Items listed in a dataset
:::::

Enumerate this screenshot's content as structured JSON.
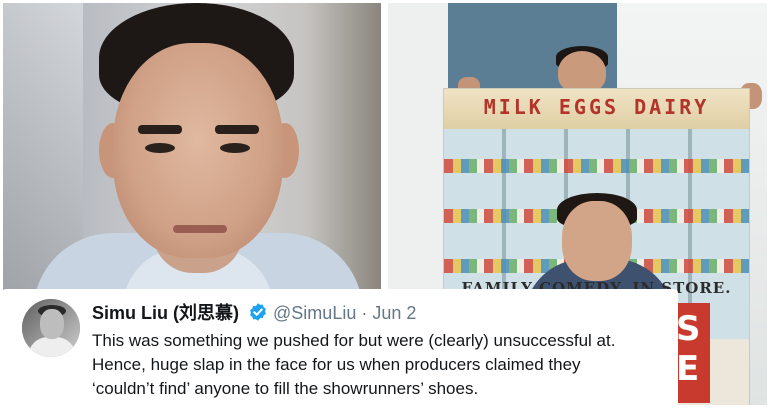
{
  "left_photo": {
    "icon": "man-portrait-photo"
  },
  "right_photo": {
    "icon": "poster-photo",
    "poster_sign": "MILK EGGS DAIRY",
    "poster_tagline": "FAMILY COMEDY. IN STORE.",
    "poster_side_letters": "S E"
  },
  "tweet": {
    "display_name": "Simu Liu (刘思慕)",
    "verified_icon": "verified-badge-icon",
    "handle": "@SimuLiu",
    "separator": "·",
    "date": "Jun 2",
    "lines": [
      "This was something we pushed for but were (clearly) unsuccessful at.",
      "Hence, huge slap in the face for us when producers claimed they",
      "‘couldn’t find’ anyone to fill the showrunners’ shoes."
    ]
  },
  "colors": {
    "verified": "#1da1f2",
    "text": "#14171a",
    "muted": "#657786",
    "sign_red": "#b3342a"
  }
}
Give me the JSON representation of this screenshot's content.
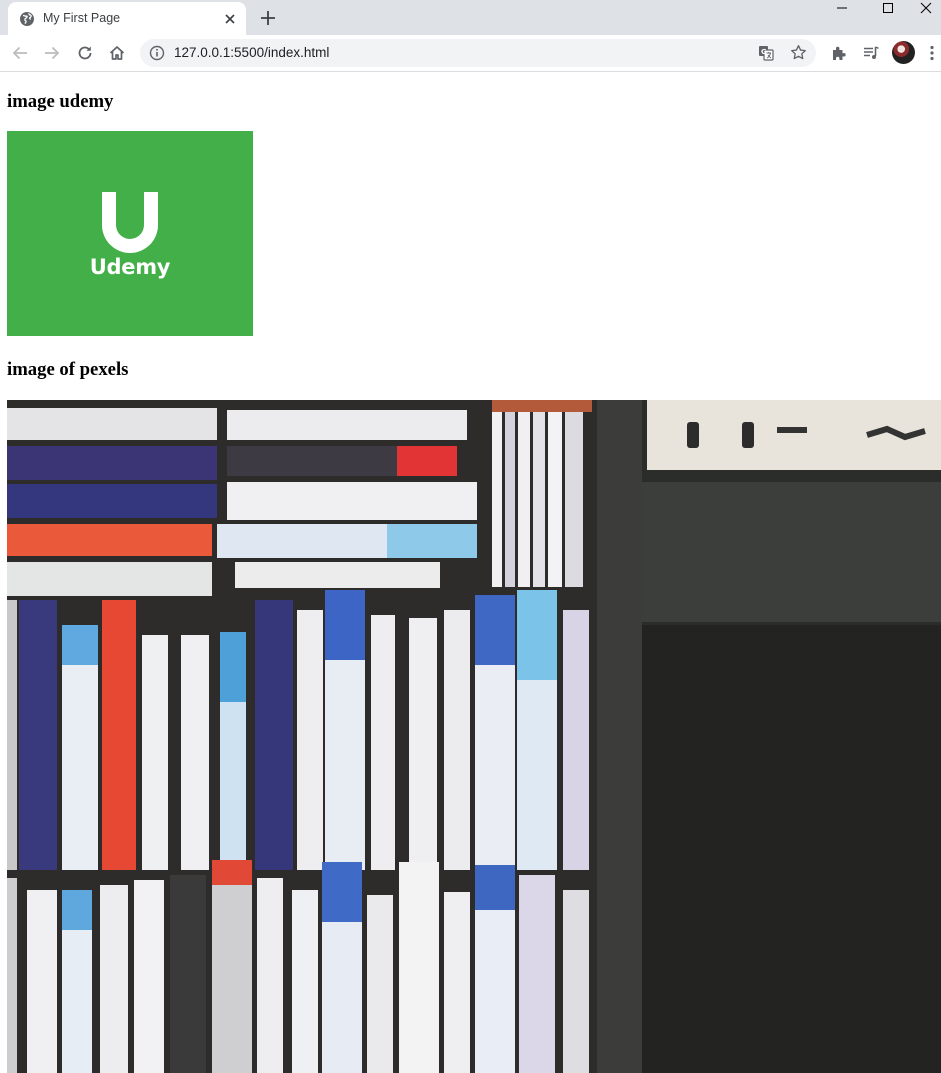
{
  "browser": {
    "tab_title": "My First Page",
    "url": "127.0.0.1:5500/index.html"
  },
  "page": {
    "heading_udemy": "image udemy",
    "udemy_logo": {
      "wordmark": "Udemy",
      "brand_color": "#43af49"
    },
    "heading_pexels": "image of pexels"
  },
  "icons": {
    "tab_favicon": "globe-icon",
    "tab_close": "close-icon",
    "new_tab": "plus-icon",
    "back": "arrow-left-icon",
    "forward": "arrow-right-icon",
    "reload": "reload-icon",
    "home": "home-icon",
    "site_info": "info-icon",
    "translate": "translate-icon",
    "bookmark": "star-icon",
    "extensions": "puzzle-icon",
    "media": "playlist-icon",
    "menu": "kebab-menu-icon"
  }
}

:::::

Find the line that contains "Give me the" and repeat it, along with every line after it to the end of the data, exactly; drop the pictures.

Give me the JSON representation of this screenshot's content.
{
  "browser": {
    "tab_title": "My First Page",
    "url": "127.0.0.1:5500/index.html"
  },
  "page": {
    "heading_udemy": "image udemy",
    "udemy_logo": {
      "wordmark": "Udemy",
      "brand_color": "#43af49"
    },
    "heading_pexels": "image of pexels"
  },
  "icons": {
    "tab_favicon": "globe-icon",
    "tab_close": "close-icon",
    "new_tab": "plus-icon",
    "back": "arrow-left-icon",
    "forward": "arrow-right-icon",
    "reload": "reload-icon",
    "home": "home-icon",
    "site_info": "info-icon",
    "translate": "translate-icon",
    "bookmark": "star-icon",
    "extensions": "puzzle-icon",
    "media": "playlist-icon",
    "menu": "kebab-menu-icon"
  }
}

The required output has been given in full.